**Work required**
The reply should be the records repeated exactly, without any images.

**Data for the task**
#####

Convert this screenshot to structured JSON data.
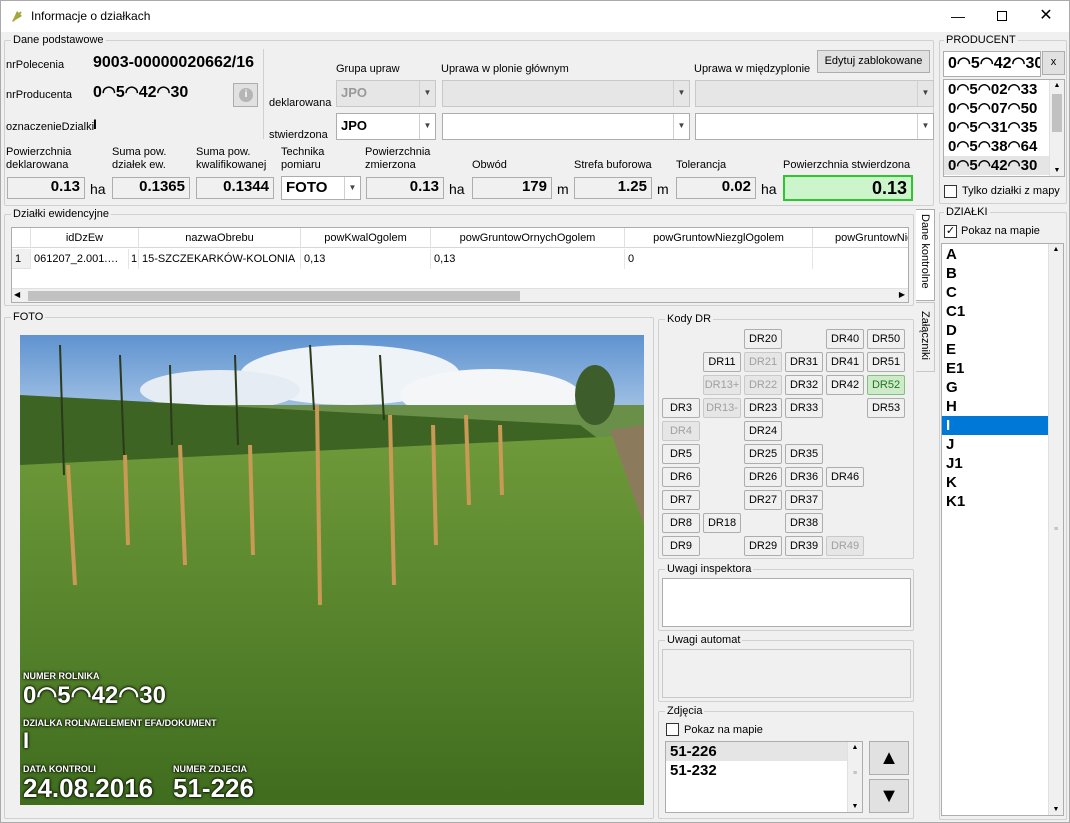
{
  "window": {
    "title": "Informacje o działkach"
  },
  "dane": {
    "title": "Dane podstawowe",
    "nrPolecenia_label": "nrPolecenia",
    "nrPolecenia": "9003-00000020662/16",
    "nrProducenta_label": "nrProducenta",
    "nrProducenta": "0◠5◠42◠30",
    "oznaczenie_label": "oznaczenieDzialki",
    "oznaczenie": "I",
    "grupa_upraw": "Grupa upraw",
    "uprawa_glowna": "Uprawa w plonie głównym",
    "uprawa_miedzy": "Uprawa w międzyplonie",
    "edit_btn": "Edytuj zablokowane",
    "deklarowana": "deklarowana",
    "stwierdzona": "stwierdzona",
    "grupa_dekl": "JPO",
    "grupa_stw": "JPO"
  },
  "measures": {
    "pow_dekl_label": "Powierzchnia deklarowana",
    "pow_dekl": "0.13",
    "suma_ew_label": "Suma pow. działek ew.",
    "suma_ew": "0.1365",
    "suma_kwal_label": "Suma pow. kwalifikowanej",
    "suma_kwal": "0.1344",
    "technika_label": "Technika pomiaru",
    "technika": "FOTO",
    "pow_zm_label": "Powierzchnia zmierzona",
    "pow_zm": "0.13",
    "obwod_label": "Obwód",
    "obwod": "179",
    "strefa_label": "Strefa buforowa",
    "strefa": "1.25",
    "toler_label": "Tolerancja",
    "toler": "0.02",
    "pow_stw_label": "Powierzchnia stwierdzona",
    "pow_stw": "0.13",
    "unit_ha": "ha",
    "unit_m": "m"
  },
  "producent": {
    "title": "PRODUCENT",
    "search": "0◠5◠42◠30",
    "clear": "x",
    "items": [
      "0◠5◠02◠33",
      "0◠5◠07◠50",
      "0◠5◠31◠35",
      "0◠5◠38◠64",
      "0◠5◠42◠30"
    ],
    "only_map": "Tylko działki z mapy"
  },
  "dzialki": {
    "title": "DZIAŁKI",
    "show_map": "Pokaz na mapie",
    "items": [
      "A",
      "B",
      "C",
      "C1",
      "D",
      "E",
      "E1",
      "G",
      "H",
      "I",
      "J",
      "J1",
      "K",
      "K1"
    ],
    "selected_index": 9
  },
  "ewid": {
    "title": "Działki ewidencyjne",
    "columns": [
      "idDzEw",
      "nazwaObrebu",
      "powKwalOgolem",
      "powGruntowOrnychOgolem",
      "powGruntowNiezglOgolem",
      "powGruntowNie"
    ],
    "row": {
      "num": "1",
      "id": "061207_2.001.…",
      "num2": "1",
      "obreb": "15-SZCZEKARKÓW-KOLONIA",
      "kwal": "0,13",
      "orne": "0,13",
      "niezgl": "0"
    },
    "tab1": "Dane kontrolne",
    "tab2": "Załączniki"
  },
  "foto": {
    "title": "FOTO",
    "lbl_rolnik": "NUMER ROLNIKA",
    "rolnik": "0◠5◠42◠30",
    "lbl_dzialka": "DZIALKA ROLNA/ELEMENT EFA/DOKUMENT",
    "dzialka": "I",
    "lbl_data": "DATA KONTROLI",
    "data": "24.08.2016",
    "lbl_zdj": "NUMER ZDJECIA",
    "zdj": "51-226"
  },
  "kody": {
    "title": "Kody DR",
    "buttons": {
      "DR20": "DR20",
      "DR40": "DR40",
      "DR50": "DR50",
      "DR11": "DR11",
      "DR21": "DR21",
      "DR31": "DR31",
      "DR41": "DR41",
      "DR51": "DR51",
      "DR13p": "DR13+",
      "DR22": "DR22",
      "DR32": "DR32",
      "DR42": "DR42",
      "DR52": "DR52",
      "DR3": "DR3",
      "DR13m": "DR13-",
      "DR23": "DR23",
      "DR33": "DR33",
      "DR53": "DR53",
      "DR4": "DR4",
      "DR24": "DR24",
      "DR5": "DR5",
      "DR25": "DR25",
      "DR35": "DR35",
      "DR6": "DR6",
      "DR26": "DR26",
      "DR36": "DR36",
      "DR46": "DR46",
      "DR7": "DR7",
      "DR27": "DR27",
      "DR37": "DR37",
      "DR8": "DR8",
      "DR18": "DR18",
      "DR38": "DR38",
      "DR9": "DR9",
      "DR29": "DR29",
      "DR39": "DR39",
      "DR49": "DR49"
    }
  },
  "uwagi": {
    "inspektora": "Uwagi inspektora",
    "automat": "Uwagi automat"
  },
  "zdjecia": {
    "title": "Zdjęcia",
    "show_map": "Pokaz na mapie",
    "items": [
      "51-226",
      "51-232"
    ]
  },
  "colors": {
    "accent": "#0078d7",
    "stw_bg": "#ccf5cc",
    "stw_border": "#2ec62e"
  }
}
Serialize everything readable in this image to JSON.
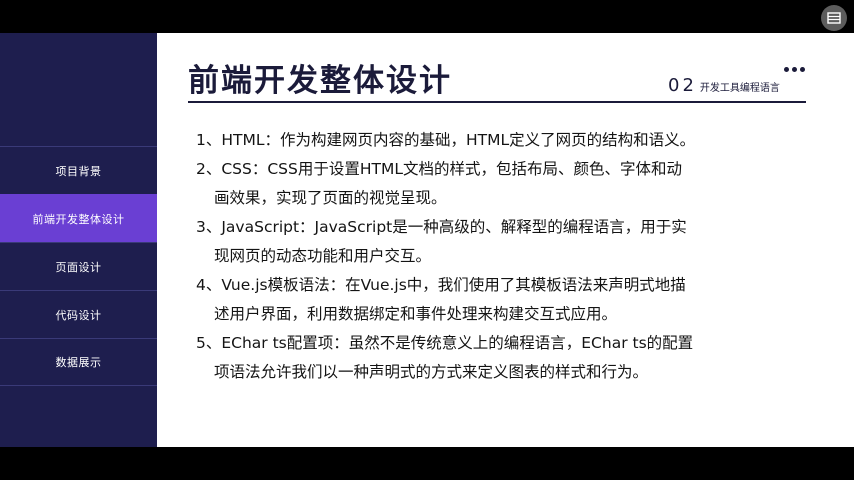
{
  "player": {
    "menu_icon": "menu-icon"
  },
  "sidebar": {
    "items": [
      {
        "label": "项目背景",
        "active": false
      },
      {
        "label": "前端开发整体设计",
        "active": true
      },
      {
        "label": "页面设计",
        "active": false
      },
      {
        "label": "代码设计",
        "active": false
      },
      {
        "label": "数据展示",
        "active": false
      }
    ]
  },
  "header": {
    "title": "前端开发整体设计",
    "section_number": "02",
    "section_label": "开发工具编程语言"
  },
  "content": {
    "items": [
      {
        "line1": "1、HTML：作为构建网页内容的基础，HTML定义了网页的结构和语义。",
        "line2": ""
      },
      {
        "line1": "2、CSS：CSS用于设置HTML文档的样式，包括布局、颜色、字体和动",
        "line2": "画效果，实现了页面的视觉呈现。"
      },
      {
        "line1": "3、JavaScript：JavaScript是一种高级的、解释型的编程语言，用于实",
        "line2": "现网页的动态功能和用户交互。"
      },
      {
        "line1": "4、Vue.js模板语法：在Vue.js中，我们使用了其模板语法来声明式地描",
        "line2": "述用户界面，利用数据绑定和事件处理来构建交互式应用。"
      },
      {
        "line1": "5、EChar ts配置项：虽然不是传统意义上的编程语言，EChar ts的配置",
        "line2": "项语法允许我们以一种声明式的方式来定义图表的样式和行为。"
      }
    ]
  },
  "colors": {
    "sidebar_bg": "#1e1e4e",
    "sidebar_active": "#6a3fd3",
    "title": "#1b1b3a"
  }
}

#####

**Answer below**
Convert this screenshot to structured JSON data.
{
  "window": {
    "title": "Informacje o działkach"
  },
  "dane": {
    "title": "Dane podstawowe",
    "nrPolecenia_label": "nrPolecenia",
    "nrPolecenia": "9003-00000020662/16",
    "nrProducenta_label": "nrProducenta",
    "nrProducenta": "0◠5◠42◠30",
    "oznaczenie_label": "oznaczenieDzialki",
    "oznaczenie": "I",
    "grupa_upraw": "Grupa upraw",
    "uprawa_glowna": "Uprawa w plonie głównym",
    "uprawa_miedzy": "Uprawa w międzyplonie",
    "edit_btn": "Edytuj zablokowane",
    "deklarowana": "deklarowana",
    "stwierdzona": "stwierdzona",
    "grupa_dekl": "JPO",
    "grupa_stw": "JPO"
  },
  "measures": {
    "pow_dekl_label": "Powierzchnia deklarowana",
    "pow_dekl": "0.13",
    "suma_ew_label": "Suma pow. działek ew.",
    "suma_ew": "0.1365",
    "suma_kwal_label": "Suma pow. kwalifikowanej",
    "suma_kwal": "0.1344",
    "technika_label": "Technika pomiaru",
    "technika": "FOTO",
    "pow_zm_label": "Powierzchnia zmierzona",
    "pow_zm": "0.13",
    "obwod_label": "Obwód",
    "obwod": "179",
    "strefa_label": "Strefa buforowa",
    "strefa": "1.25",
    "toler_label": "Tolerancja",
    "toler": "0.02",
    "pow_stw_label": "Powierzchnia stwierdzona",
    "pow_stw": "0.13",
    "unit_ha": "ha",
    "unit_m": "m"
  },
  "producent": {
    "title": "PRODUCENT",
    "search": "0◠5◠42◠30",
    "clear": "x",
    "items": [
      "0◠5◠02◠33",
      "0◠5◠07◠50",
      "0◠5◠31◠35",
      "0◠5◠38◠64",
      "0◠5◠42◠30"
    ],
    "only_map": "Tylko działki z mapy"
  },
  "dzialki": {
    "title": "DZIAŁKI",
    "show_map": "Pokaz na mapie",
    "items": [
      "A",
      "B",
      "C",
      "C1",
      "D",
      "E",
      "E1",
      "G",
      "H",
      "I",
      "J",
      "J1",
      "K",
      "K1"
    ],
    "selected_index": 9
  },
  "ewid": {
    "title": "Działki ewidencyjne",
    "columns": [
      "idDzEw",
      "nazwaObrebu",
      "powKwalOgolem",
      "powGruntowOrnychOgolem",
      "powGruntowNiezglOgolem",
      "powGruntowNie"
    ],
    "row": {
      "num": "1",
      "id": "061207_2.001.…",
      "num2": "1",
      "obreb": "15-SZCZEKARKÓW-KOLONIA",
      "kwal": "0,13",
      "orne": "0,13",
      "niezgl": "0"
    },
    "tab1": "Dane kontrolne",
    "tab2": "Załączniki"
  },
  "foto": {
    "title": "FOTO",
    "lbl_rolnik": "NUMER ROLNIKA",
    "rolnik": "0◠5◠42◠30",
    "lbl_dzialka": "DZIALKA ROLNA/ELEMENT EFA/DOKUMENT",
    "dzialka": "I",
    "lbl_data": "DATA KONTROLI",
    "data": "24.08.2016",
    "lbl_zdj": "NUMER ZDJECIA",
    "zdj": "51-226"
  },
  "kody": {
    "title": "Kody DR",
    "buttons": {
      "DR20": "DR20",
      "DR40": "DR40",
      "DR50": "DR50",
      "DR11": "DR11",
      "DR21": "DR21",
      "DR31": "DR31",
      "DR41": "DR41",
      "DR51": "DR51",
      "DR13p": "DR13+",
      "DR22": "DR22",
      "DR32": "DR32",
      "DR42": "DR42",
      "DR52": "DR52",
      "DR3": "DR3",
      "DR13m": "DR13-",
      "DR23": "DR23",
      "DR33": "DR33",
      "DR53": "DR53",
      "DR4": "DR4",
      "DR24": "DR24",
      "DR5": "DR5",
      "DR25": "DR25",
      "DR35": "DR35",
      "DR6": "DR6",
      "DR26": "DR26",
      "DR36": "DR36",
      "DR46": "DR46",
      "DR7": "DR7",
      "DR27": "DR27",
      "DR37": "DR37",
      "DR8": "DR8",
      "DR18": "DR18",
      "DR38": "DR38",
      "DR9": "DR9",
      "DR29": "DR29",
      "DR39": "DR39",
      "DR49": "DR49"
    }
  },
  "uwagi": {
    "inspektora": "Uwagi inspektora",
    "automat": "Uwagi automat"
  },
  "zdjecia": {
    "title": "Zdjęcia",
    "show_map": "Pokaz na mapie",
    "items": [
      "51-226",
      "51-232"
    ]
  },
  "colors": {
    "accent": "#0078d7",
    "stw_bg": "#ccf5cc",
    "stw_border": "#2ec62e"
  }
}
Serialize everything readable in this image to JSON.
{
  "player": {
    "menu_icon": "menu-icon"
  },
  "sidebar": {
    "items": [
      {
        "label": "项目背景",
        "active": false
      },
      {
        "label": "前端开发整体设计",
        "active": true
      },
      {
        "label": "页面设计",
        "active": false
      },
      {
        "label": "代码设计",
        "active": false
      },
      {
        "label": "数据展示",
        "active": false
      }
    ]
  },
  "header": {
    "title": "前端开发整体设计",
    "section_number": "02",
    "section_label": "开发工具编程语言"
  },
  "content": {
    "items": [
      {
        "line1": "1、HTML：作为构建网页内容的基础，HTML定义了网页的结构和语义。",
        "line2": ""
      },
      {
        "line1": "2、CSS：CSS用于设置HTML文档的样式，包括布局、颜色、字体和动",
        "line2": "画效果，实现了页面的视觉呈现。"
      },
      {
        "line1": "3、JavaScript：JavaScript是一种高级的、解释型的编程语言，用于实",
        "line2": "现网页的动态功能和用户交互。"
      },
      {
        "line1": "4、Vue.js模板语法：在Vue.js中，我们使用了其模板语法来声明式地描",
        "line2": "述用户界面，利用数据绑定和事件处理来构建交互式应用。"
      },
      {
        "line1": "5、EChar ts配置项：虽然不是传统意义上的编程语言，EChar ts的配置",
        "line2": "项语法允许我们以一种声明式的方式来定义图表的样式和行为。"
      }
    ]
  },
  "colors": {
    "sidebar_bg": "#1e1e4e",
    "sidebar_active": "#6a3fd3",
    "title": "#1b1b3a"
  }
}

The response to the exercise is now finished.